_INSTRUCTIONS TO FOLLOW_
Below are entries; work out how many of their lines hold "true", giving only that number.

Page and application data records
- Opening Delimiter -

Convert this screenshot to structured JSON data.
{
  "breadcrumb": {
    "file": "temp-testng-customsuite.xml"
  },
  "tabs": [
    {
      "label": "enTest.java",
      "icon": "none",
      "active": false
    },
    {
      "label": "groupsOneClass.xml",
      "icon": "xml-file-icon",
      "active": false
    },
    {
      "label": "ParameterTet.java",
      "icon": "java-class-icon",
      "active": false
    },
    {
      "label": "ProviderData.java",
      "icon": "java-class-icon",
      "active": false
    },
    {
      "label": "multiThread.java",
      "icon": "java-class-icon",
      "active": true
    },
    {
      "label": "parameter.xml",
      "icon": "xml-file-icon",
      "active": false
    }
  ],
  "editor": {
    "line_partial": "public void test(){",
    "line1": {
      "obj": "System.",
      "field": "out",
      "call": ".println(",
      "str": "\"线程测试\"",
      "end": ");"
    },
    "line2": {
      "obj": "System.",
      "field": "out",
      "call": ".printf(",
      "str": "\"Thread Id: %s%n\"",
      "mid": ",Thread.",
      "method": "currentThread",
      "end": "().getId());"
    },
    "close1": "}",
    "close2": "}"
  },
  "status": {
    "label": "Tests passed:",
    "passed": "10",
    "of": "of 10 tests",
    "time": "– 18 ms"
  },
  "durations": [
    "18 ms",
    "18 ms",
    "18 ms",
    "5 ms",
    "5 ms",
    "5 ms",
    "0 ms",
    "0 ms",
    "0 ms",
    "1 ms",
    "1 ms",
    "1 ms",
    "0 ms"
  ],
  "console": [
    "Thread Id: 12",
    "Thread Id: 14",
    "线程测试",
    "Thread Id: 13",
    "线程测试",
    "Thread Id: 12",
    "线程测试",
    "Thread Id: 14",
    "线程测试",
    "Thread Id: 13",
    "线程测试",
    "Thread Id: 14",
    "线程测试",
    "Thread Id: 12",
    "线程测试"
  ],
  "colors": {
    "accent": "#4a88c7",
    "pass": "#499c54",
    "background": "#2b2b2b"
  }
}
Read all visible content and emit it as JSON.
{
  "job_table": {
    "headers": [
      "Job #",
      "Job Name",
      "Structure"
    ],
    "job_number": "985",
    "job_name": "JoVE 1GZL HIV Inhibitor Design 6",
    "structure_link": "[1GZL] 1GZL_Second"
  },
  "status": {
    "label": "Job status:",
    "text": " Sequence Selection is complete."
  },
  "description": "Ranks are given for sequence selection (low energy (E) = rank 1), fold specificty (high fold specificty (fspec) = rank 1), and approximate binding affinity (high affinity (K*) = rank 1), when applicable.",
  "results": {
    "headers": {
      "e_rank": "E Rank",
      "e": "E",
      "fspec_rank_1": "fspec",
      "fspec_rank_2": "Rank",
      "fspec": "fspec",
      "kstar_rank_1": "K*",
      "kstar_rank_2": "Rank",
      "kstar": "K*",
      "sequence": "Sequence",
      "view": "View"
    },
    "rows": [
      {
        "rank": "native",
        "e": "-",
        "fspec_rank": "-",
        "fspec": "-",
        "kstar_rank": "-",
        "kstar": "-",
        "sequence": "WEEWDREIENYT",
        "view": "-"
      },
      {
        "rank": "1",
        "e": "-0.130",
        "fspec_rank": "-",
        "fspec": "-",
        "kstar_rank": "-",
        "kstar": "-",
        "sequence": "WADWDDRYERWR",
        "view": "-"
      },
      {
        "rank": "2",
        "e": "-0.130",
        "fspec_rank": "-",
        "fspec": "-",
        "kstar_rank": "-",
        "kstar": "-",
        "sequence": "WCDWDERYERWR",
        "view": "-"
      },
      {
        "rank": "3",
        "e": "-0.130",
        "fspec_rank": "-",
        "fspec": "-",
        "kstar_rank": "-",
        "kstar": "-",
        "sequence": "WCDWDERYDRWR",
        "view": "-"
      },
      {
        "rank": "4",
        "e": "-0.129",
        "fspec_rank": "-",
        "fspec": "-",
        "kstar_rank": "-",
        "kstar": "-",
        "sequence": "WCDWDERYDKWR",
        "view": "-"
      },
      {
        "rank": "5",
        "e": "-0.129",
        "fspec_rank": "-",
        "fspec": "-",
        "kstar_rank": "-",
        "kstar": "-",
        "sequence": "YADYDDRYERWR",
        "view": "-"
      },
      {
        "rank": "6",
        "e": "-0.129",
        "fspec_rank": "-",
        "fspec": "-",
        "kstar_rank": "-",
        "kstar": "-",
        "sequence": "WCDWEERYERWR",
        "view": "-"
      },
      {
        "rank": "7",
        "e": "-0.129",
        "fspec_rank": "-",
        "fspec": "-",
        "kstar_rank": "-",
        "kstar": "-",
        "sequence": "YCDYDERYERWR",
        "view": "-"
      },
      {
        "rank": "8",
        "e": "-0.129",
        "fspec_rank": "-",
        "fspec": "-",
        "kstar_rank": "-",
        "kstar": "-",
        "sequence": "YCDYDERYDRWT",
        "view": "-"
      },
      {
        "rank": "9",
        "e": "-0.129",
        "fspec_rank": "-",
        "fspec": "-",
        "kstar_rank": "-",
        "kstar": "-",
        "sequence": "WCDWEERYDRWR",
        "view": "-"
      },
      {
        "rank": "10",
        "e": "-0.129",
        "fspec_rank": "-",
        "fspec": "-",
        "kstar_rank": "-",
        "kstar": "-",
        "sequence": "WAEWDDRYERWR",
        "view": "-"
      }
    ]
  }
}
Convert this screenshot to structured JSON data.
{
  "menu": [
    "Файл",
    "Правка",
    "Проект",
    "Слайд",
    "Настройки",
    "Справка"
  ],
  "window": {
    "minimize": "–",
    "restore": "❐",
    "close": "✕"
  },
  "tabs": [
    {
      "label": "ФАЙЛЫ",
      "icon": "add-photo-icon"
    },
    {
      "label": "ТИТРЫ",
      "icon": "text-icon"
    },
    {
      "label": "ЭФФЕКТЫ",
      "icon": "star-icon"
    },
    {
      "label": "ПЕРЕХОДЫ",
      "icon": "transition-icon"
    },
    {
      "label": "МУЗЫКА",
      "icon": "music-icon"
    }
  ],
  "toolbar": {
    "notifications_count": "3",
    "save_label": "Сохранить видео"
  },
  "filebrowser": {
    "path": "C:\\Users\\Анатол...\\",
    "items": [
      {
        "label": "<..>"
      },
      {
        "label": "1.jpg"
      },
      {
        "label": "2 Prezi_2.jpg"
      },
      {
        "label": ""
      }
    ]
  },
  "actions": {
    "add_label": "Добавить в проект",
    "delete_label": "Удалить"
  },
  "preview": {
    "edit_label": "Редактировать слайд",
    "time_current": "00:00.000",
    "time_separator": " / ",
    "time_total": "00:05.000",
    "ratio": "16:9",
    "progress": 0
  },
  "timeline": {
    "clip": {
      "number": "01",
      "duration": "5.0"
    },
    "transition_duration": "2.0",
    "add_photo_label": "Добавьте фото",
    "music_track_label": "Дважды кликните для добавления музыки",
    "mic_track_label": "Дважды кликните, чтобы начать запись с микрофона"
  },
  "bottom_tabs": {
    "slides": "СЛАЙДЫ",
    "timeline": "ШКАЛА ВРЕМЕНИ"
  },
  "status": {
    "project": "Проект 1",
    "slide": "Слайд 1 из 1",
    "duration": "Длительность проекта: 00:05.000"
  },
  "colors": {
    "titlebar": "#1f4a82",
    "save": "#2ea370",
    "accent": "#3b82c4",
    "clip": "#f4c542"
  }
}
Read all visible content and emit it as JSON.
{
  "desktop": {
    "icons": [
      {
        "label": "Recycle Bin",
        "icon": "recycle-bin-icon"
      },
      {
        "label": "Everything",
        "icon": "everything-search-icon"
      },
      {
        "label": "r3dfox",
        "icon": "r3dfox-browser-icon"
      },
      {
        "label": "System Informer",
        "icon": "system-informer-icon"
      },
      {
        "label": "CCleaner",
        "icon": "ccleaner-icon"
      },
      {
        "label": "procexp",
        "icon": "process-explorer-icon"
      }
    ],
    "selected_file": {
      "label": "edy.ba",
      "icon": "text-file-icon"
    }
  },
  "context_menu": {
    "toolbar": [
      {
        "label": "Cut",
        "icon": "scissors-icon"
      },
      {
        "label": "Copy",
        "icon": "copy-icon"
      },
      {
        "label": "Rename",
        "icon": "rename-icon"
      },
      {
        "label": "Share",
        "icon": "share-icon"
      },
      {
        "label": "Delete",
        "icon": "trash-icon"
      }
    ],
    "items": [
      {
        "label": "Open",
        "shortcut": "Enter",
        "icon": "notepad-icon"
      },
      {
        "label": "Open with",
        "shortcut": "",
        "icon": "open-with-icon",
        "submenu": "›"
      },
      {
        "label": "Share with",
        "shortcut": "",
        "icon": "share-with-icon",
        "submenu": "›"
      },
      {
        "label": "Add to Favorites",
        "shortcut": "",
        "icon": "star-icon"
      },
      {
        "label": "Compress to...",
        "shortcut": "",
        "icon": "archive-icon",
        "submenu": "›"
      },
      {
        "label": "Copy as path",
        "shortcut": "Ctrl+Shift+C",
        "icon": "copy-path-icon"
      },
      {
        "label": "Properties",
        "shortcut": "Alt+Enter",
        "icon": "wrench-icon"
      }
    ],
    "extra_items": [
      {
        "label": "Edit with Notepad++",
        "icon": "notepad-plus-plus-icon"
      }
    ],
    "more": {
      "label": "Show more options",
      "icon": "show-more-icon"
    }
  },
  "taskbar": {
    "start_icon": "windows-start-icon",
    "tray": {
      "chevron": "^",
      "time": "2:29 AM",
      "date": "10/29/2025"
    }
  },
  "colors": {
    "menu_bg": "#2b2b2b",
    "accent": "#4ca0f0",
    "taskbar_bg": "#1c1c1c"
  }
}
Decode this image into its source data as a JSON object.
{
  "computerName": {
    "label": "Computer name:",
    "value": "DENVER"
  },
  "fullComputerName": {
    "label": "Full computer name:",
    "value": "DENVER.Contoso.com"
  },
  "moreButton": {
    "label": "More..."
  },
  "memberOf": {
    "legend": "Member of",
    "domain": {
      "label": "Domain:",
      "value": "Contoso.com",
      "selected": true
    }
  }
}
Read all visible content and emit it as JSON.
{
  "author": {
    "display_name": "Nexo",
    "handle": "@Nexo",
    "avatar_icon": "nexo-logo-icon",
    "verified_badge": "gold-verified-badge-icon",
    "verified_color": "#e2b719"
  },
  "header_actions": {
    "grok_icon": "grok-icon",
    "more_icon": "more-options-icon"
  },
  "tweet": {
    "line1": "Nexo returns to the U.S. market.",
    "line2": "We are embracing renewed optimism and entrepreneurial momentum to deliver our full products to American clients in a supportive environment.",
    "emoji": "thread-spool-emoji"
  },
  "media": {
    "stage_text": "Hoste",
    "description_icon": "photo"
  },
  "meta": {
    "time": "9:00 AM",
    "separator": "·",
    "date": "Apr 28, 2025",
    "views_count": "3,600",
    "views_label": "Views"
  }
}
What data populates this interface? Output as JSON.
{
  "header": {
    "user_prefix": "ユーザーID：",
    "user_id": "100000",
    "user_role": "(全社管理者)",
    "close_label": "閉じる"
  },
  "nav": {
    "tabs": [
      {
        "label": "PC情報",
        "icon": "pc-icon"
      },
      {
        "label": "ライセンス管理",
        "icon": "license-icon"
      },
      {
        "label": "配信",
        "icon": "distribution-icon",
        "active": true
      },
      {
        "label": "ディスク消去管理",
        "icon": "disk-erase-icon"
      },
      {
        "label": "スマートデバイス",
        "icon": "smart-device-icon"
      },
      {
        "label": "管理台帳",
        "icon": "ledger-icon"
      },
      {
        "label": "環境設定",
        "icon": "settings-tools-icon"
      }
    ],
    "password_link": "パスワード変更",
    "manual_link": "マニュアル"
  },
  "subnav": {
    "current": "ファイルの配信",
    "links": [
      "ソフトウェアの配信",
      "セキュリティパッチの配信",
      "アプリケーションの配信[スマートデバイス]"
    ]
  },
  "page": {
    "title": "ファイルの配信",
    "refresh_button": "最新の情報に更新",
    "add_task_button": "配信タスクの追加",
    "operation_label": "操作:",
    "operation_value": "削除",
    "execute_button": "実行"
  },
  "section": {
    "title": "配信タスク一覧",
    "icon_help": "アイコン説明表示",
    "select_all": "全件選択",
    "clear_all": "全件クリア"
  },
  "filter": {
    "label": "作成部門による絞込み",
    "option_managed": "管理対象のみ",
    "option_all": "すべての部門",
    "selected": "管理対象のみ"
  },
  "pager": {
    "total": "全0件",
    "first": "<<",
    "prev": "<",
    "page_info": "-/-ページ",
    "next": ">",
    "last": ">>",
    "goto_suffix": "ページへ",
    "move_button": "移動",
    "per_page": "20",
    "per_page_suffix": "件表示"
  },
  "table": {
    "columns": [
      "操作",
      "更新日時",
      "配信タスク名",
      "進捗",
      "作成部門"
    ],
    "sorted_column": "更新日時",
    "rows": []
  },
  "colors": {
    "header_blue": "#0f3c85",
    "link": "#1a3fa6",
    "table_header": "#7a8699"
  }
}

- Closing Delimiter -

_SOLUTION_
3